But the Tejano people perservered, even though, we aren’t united politically, we are united culturally. But all Tejanos want border security, and to stop Crime and Drugs. So even building a 25 foot high coyote urinal appealed to some of them, and that’s why they became single issue voters.
DPS agents can get transfer to whatever section they want. If they look miserable, it’s because that’s their “Stay Frosty” look. I’m from South Texas, and I’ve never heard anyone say we need less law enforcement.

Gritsforbreakfast said...

@Long Long Time Ago, if you're in S. Texas, maybe ask some of your pols like the county judge and mayor quoted in this blog post if they're hearing differently from others. Sounds like from their comments that your sentiments aren't prevailing.

Debbie said...

You missed a big, terrible piece of this phenomenon. DPS's forays into South Texas (and West Texas) in the last few years have been a disaster for undocumented people (who are integral members of the community and comprise a large percentage of the population in border cities including Rio Grande City and Roma, in Starr County). Many of DPS's stops during 2016 to 2018, when I reported on them, appeared to be pretextual, staged to ferret out undocumented people. During the Trump administration these stops resulted in mass deportations. With Covid, and now under the Biden administration, I don't know what's currently happening. I've just asked for DPS records for the past year, to see if anything has changed. Meanwhile, see this:

Long Long Time Ago said...

People who enter the United States “illegally” are breaking the law.
Right, Wrong or Indifferent it breaking the law. There is no going around that fact. If an FinCen agent finds drugs, is that officer of the law suppose to ignore that and say that’s not my jursdiction, that an the ATF department? The reason why undocumented people crimes are limited to some agencies is for political issues. No one wants to see family separated and “special interest groups” lobby heavy on this issue.
I do see now a multi-agency response either by the state or federal, but it is much needed. When it comes to undocumented people, I feel much like you do. I empathize with their situation, and we should do everything we can to help them. But we have legal means of guest worker status, asylum and citizenship, that thousand of foreign nationals do everyday. What Undocumented people do is undermine our laws and those foreign nationals who did it the correct way. Who knows how many Foreign Nationals get denied to come to the United States because of Undocumented People, who have jumped the line in front of them.

Long Long Time Ago said...

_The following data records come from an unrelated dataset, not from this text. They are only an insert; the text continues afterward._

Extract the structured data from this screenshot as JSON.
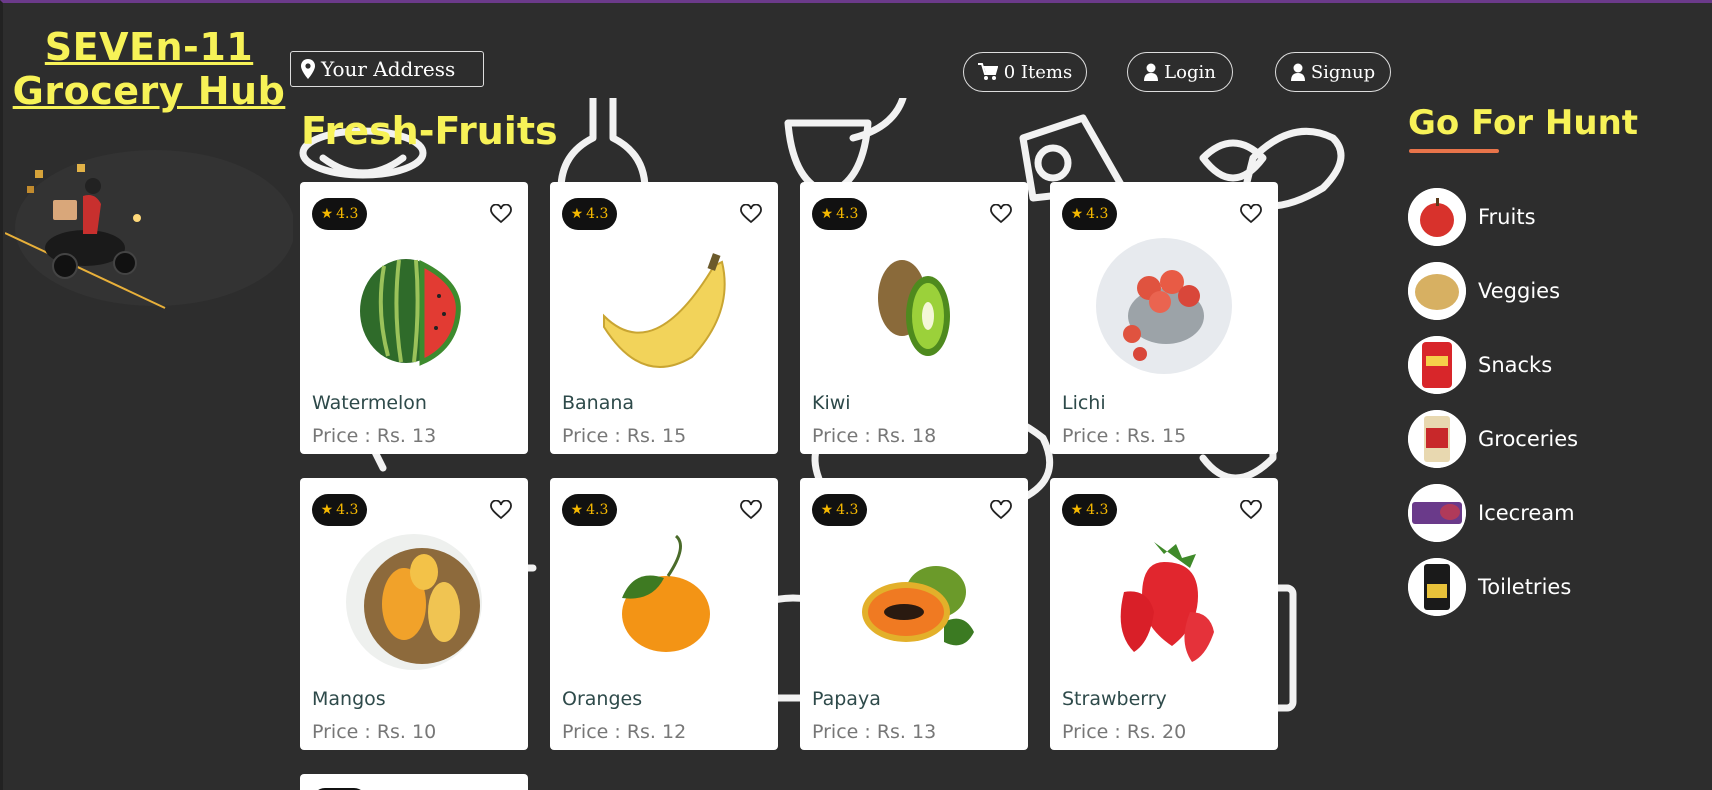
{
  "brand": {
    "line1": "SEVEn-11",
    "line2": "Grocery Hub"
  },
  "header": {
    "address_label": "Your Address",
    "cart_label": "0 Items",
    "login_label": "Login",
    "signup_label": "Signup"
  },
  "section_title": "Fresh-Fruits",
  "products": [
    {
      "name": "Watermelon",
      "price": "Price : Rs. 13",
      "rating": "4.3"
    },
    {
      "name": "Banana",
      "price": "Price : Rs. 15",
      "rating": "4.3"
    },
    {
      "name": "Kiwi",
      "price": "Price : Rs. 18",
      "rating": "4.3"
    },
    {
      "name": "Lichi",
      "price": "Price : Rs. 15",
      "rating": "4.3"
    },
    {
      "name": "Mangos",
      "price": "Price : Rs. 10",
      "rating": "4.3"
    },
    {
      "name": "Oranges",
      "price": "Price : Rs. 12",
      "rating": "4.3"
    },
    {
      "name": "Papaya",
      "price": "Price : Rs. 13",
      "rating": "4.3"
    },
    {
      "name": "Strawberry",
      "price": "Price : Rs. 20",
      "rating": "4.3"
    }
  ],
  "sidebar": {
    "title": "Go For Hunt",
    "categories": [
      {
        "label": "Fruits"
      },
      {
        "label": "Veggies"
      },
      {
        "label": "Snacks"
      },
      {
        "label": "Groceries"
      },
      {
        "label": "Icecream"
      },
      {
        "label": "Toiletries"
      }
    ]
  },
  "colors": {
    "accent_yellow": "#f7f257",
    "background": "#2d2d2d",
    "star": "#f5b800",
    "underline": "#e8744a"
  }
}
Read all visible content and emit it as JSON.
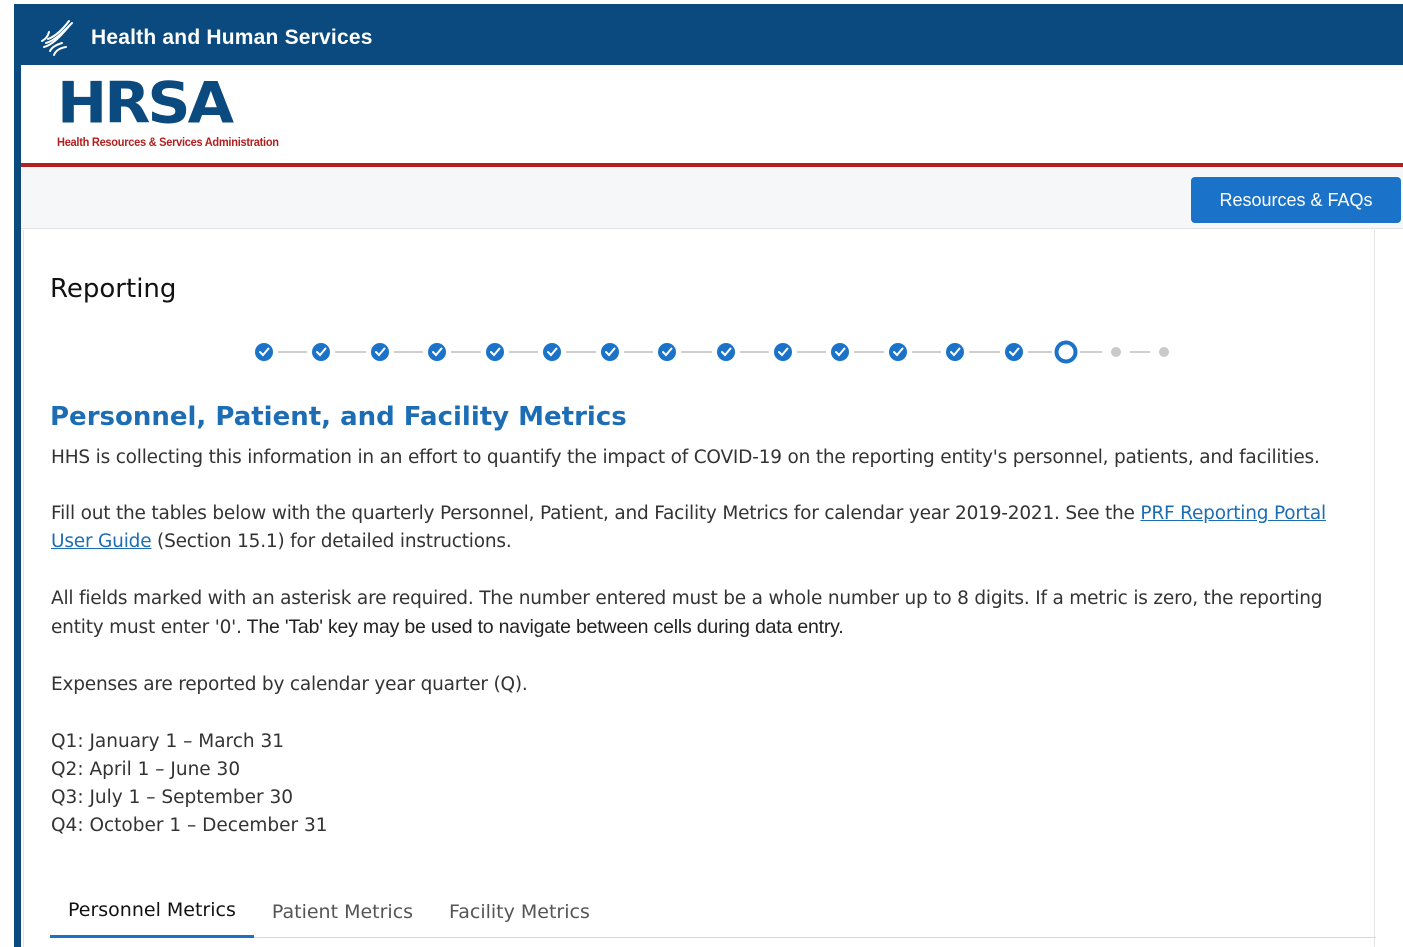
{
  "header": {
    "agency": "Health and Human Services",
    "logo_icon": "hhs-eagle-icon",
    "hrsa_word": "HRSA",
    "hrsa_subtitle": "Health Resources & Services Administration"
  },
  "toolbar": {
    "resources_label": "Resources & FAQs"
  },
  "page": {
    "title": "Reporting"
  },
  "progress": {
    "total_steps": 17,
    "completed_steps": 14,
    "current_step": 15,
    "colors": {
      "completed": "#1a73c9",
      "upcoming": "#c9c9c9",
      "connector": "#cfcfcf"
    }
  },
  "section": {
    "title": "Personnel, Patient, and Facility Metrics",
    "intro": "HHS is collecting this information in an effort to quantify the impact of COVID-19 on the reporting entity's personnel, patients, and facilities.",
    "instructions_before": "Fill out the tables below with the quarterly Personnel, Patient, and Facility Metrics for calendar year 2019-2021. See the ",
    "instructions_link": "PRF Reporting Portal User Guide",
    "instructions_after": " (Section 15.1) for detailed instructions.",
    "required_note_a": "All fields marked with an asterisk are required. The number entered must be a whole number up to 8 digits. If a metric is zero, the reporting entity must enter '0'.",
    "required_note_b": " The 'Tab' key may be used to navigate between cells during data entry.",
    "expenses_note": "Expenses are reported by calendar year quarter (Q).",
    "quarters": [
      "Q1: January 1 – March 31",
      "Q2: April 1 – June 30",
      "Q3: July 1 – September 30",
      "Q4: October 1 – December 31"
    ]
  },
  "tabs": [
    {
      "label": "Personnel Metrics",
      "active": true
    },
    {
      "label": "Patient Metrics",
      "active": false
    },
    {
      "label": "Facility Metrics",
      "active": false
    }
  ]
}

Grits for Breakfast:
Local elections are won by friends of friends of friends of politicians. I don’t know how many times, I’ve gotten call from my friends asking to come out to the polls to vote. It a popularity race, you hardly hear any real issues discuss, unless some real corruption is discovered, but then that’s not a disqualification for some people. Politicians and judges keep their seats for a really long time. Elections are won by the slimmest of margins, you only need two hundred votes to really swing an election. And it’s the same people voting every election, so you the politicians and judges know who to go too. With that said, yes there is a huge discord with the politicians and the people of south texas. Has been that way for all my time...